He is brash, perhaps gifted. He may even be arrogant, but no one can dispute that he is a remarkable interpreter of dreams. As this week’s parashah opens, our patriarch, Jacob, is in the land of Canaan, known today as Israel.

His son Joseph, 17, is a shepherd who works alongside his brothers. The story of how Jacob gifted Joseph—his favorite—a coat of many colors has been told many times—from Bible to Broadway.

But we also learn—this week—that Joseph is a bit of a snitch. He delivers “bad reports” to his father about his half-brothers—sons of Rachel and Leah’s handmaids, Bilhah and Zilpah.

The fact that Joseph is favored and is a tattle tale, causes his brothers’ anger to simmer. But what comes off of Joseph’s lips, as he shares two dreams, causes them to act.

Joseph tells his older brothers that one day they will serve him. He shares a vision of his sheaf of grain standing upright while his brothers’ sheaves bow down to him.”

And there is more.

Joseph shares a second dream, where the sun, moon and 11 stars (the number of his brothers) again “bow down” to him. The dye is cast.

The offended brothers retaliate, toss him into a pit, and tell Jacob that his treasured son is dead.

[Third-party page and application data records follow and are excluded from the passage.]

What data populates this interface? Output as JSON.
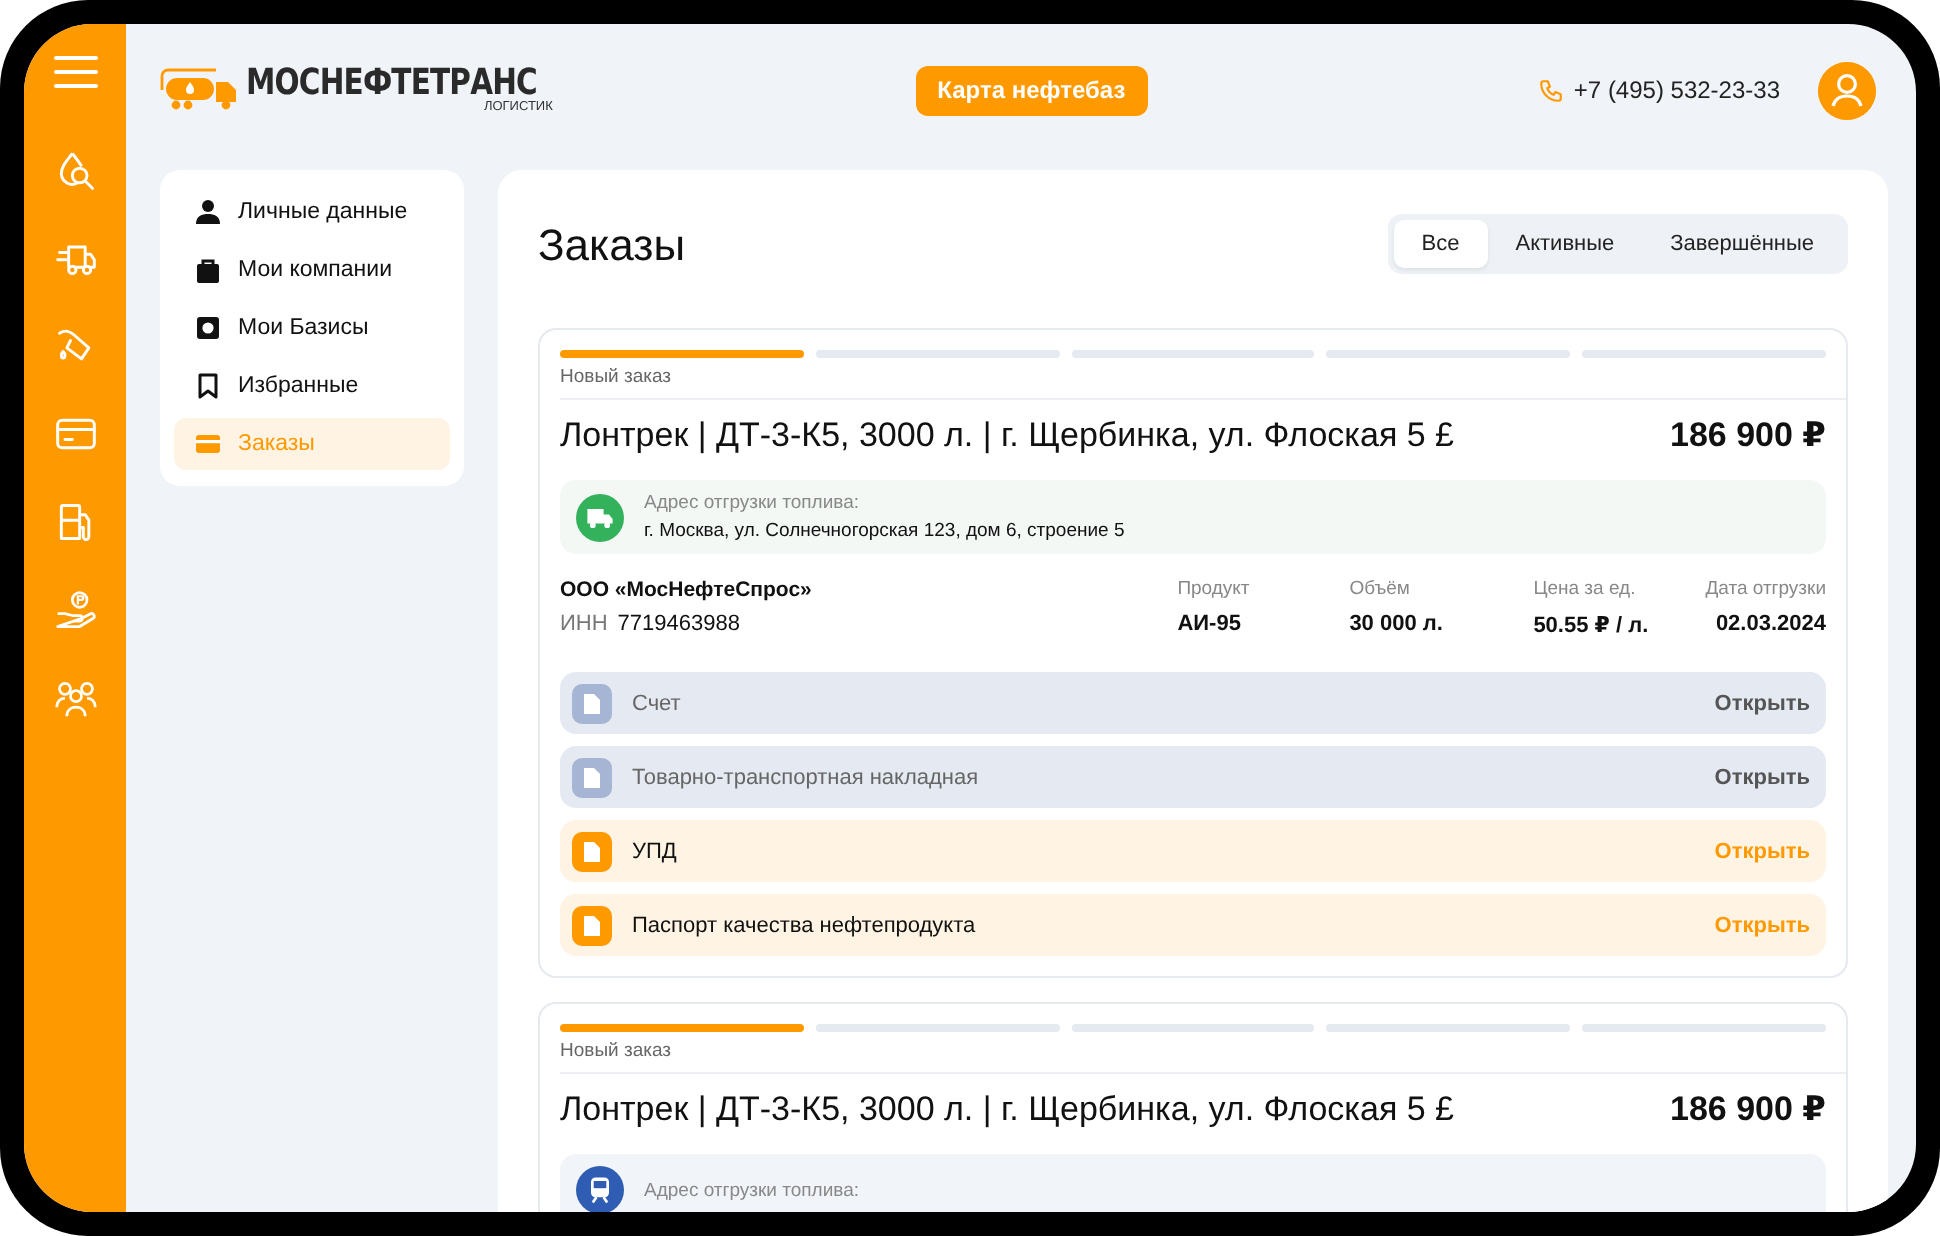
{
  "header": {
    "logo_name": "МОСНЕФТЕТРАНС",
    "logo_tagline": "ЛОГИСТИК",
    "map_button": "Карта нефтебаз",
    "phone": "+7 (495) 532-23-33"
  },
  "profile_menu": [
    {
      "label": "Личные данные",
      "selected": false
    },
    {
      "label": "Мои компании",
      "selected": false
    },
    {
      "label": "Мои Базисы",
      "selected": false
    },
    {
      "label": "Избранные",
      "selected": false
    },
    {
      "label": "Заказы",
      "selected": true
    }
  ],
  "orders_panel": {
    "title": "Заказы",
    "filter_tabs": [
      {
        "label": "Все",
        "selected": true
      },
      {
        "label": "Активные",
        "selected": false
      },
      {
        "label": "Завершённые",
        "selected": false
      }
    ],
    "orders": [
      {
        "steps": [
          {
            "done": true
          },
          {
            "done": false
          },
          {
            "done": false
          },
          {
            "done": false
          },
          {
            "done": false
          }
        ],
        "status": "Новый заказ",
        "title": "Лонтрек | ДТ-3-К5, 3000 л. | г. Щербинка, ул. Флоская 5 £",
        "total": "186 900 ₽",
        "shipping": {
          "kind": "truck",
          "color": "#33b25b",
          "label": "Адрес отгрузки топлива:",
          "address": "г. Москва, ул. Солнечногорская 123, дом 6, строение 5"
        },
        "company": {
          "name": "ООО «МосНефтеСпрос»",
          "inn_label": "ИНН",
          "inn": "7719463988"
        },
        "details": [
          {
            "label": "Продукт",
            "value": "АИ-95"
          },
          {
            "label": "Объём",
            "value": "30 000 л."
          },
          {
            "label": "Цена за ед.",
            "value": "50.55 ₽ / л."
          },
          {
            "label": "Дата отгрузки",
            "value": "02.03.2024"
          }
        ],
        "documents": [
          {
            "name": "Счет",
            "available": false,
            "action": "Открыть"
          },
          {
            "name": "Товарно-транспортная накладная",
            "available": false,
            "action": "Открыть"
          },
          {
            "name": "УПД",
            "available": true,
            "action": "Открыть"
          },
          {
            "name": "Паспорт качества нефтепродукта",
            "available": true,
            "action": "Открыть"
          }
        ]
      },
      {
        "steps": [
          {
            "done": true
          },
          {
            "done": false
          },
          {
            "done": false
          },
          {
            "done": false
          },
          {
            "done": false
          }
        ],
        "status": "Новый заказ",
        "title": "Лонтрек | ДТ-3-К5, 3000 л. | г. Щербинка, ул. Флоская 5 £",
        "total": "186 900 ₽",
        "shipping": {
          "kind": "train",
          "color": "#2f5db3",
          "label": "Адрес отгрузки топлива:"
        }
      }
    ]
  }
}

This sets off a series of events: Joseph is rescued, sold into Egyptian slavery and thrown in jail, where because of his ability to interpret dreams, he impresses the Pharaoh and eventually becomes the country’s prime minister.

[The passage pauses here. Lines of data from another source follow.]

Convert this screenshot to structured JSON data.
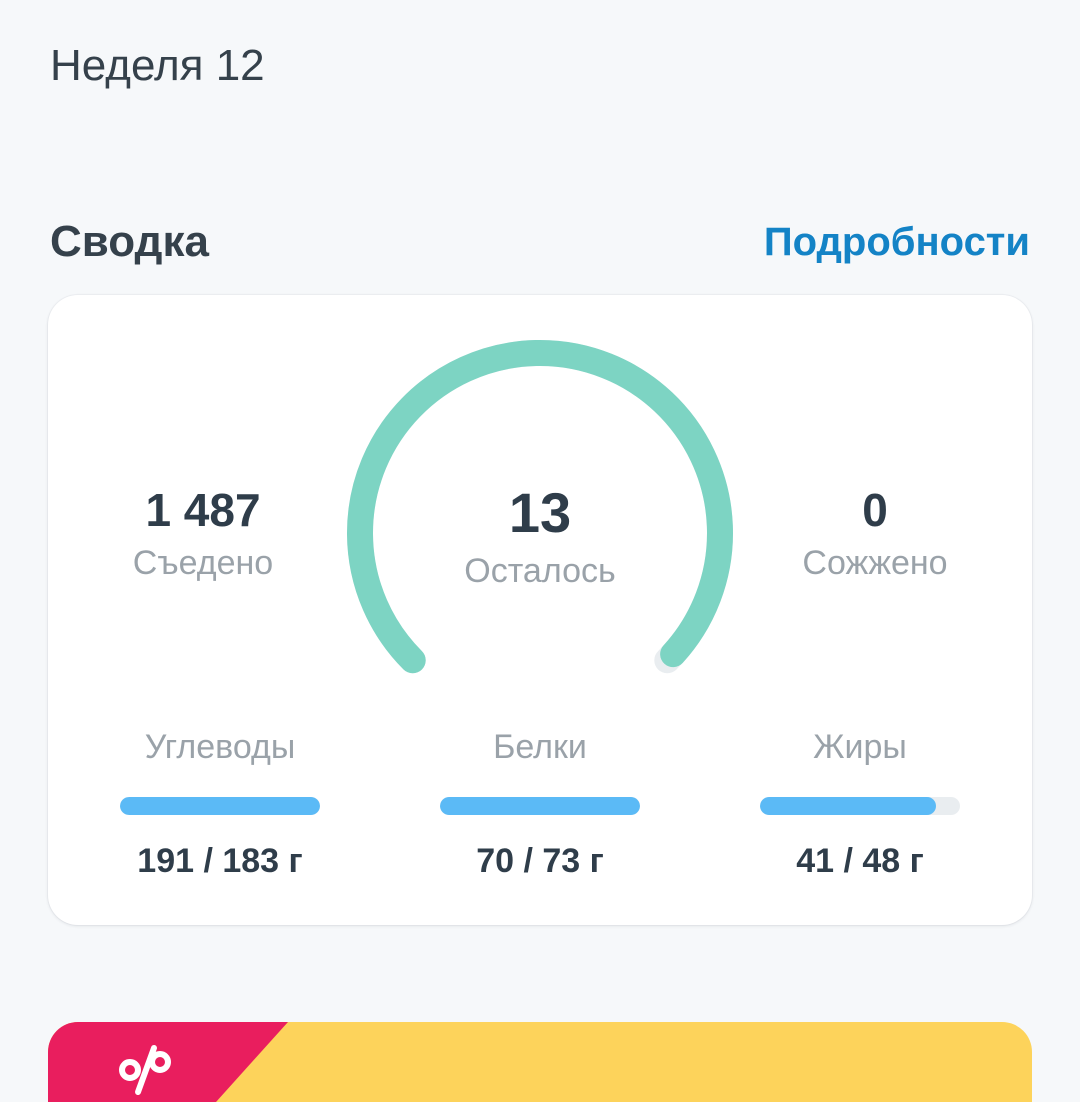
{
  "header": {
    "week_label": "Неделя 12"
  },
  "summary": {
    "title": "Сводка",
    "details_link": "Подробности"
  },
  "calories": {
    "eaten_value": "1 487",
    "eaten_label": "Съедено",
    "remaining_value": "13",
    "remaining_label": "Осталось",
    "burned_value": "0",
    "burned_label": "Сожжено",
    "gauge_progress": 0.99,
    "gauge_color": "#7dd4c3"
  },
  "macros": [
    {
      "label": "Углеводы",
      "value": "191 / 183 г",
      "progress": 1.0
    },
    {
      "label": "Белки",
      "value": "70 / 73 г",
      "progress": 1.0
    },
    {
      "label": "Жиры",
      "value": "41 / 48 г",
      "progress": 0.88
    }
  ],
  "colors": {
    "accent_link": "#1483c6",
    "macro_bar": "#5bbaf6",
    "promo_yellow": "#fdd35b",
    "promo_red": "#e91e5e"
  },
  "promo": {
    "icon": "percent-icon"
  }
}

At the core of this amazing story is our tradition’s respect for dreams. 

With his youthful arrogance, Joseph initially shares visions of future glory with his resentful brothers. Later, having matured, he successfully interprets two of Pharaoh’s dreams.

The link between Joseph’s early and later dreams causes our mystics to ponder this question: “Who should we share our dreams with?”

The Zohar notes, “Joseph told his dreams to his brothers and they made the dream disappear…They hated him even more.” 

However, as an adult, Joseph’s offered a more careful interpretation of Pharaoh’s dreams, predicting seven years of famine. This led to the creation of a national food-conservation plan.

Our mystics ponder the connection between Joseph’s early and later dreams, concluding, “That a person should share their dreams with one who loves them, otherwise the listener interferes, and the dream is transformed.”

Pharaoh may not have loved Joseph, but unlike Joseph’s brothers, he was willing to consider the interpretation. Which leads us to consider—who should we tell our dreams to?

We’ve all had dreams: our choice of career, where we choose to live, a place we’ve always wanted to visit, pursuit of our future spouse, a hobby, a talent, a life of more meaning. 

Who has been supportive and who has not? Who has encouraged us to follow our dreams, and who has discouraged us from moving forward?

As many of us have learned, there is not always a straight path from here to the realization of our dreams. But eventually, many of those dreams can come true.

Through the eyes of our mystics, our Torah portion affirms that dreams are integral to who we are.

Wed, February 21 2024 12 Adar I 5784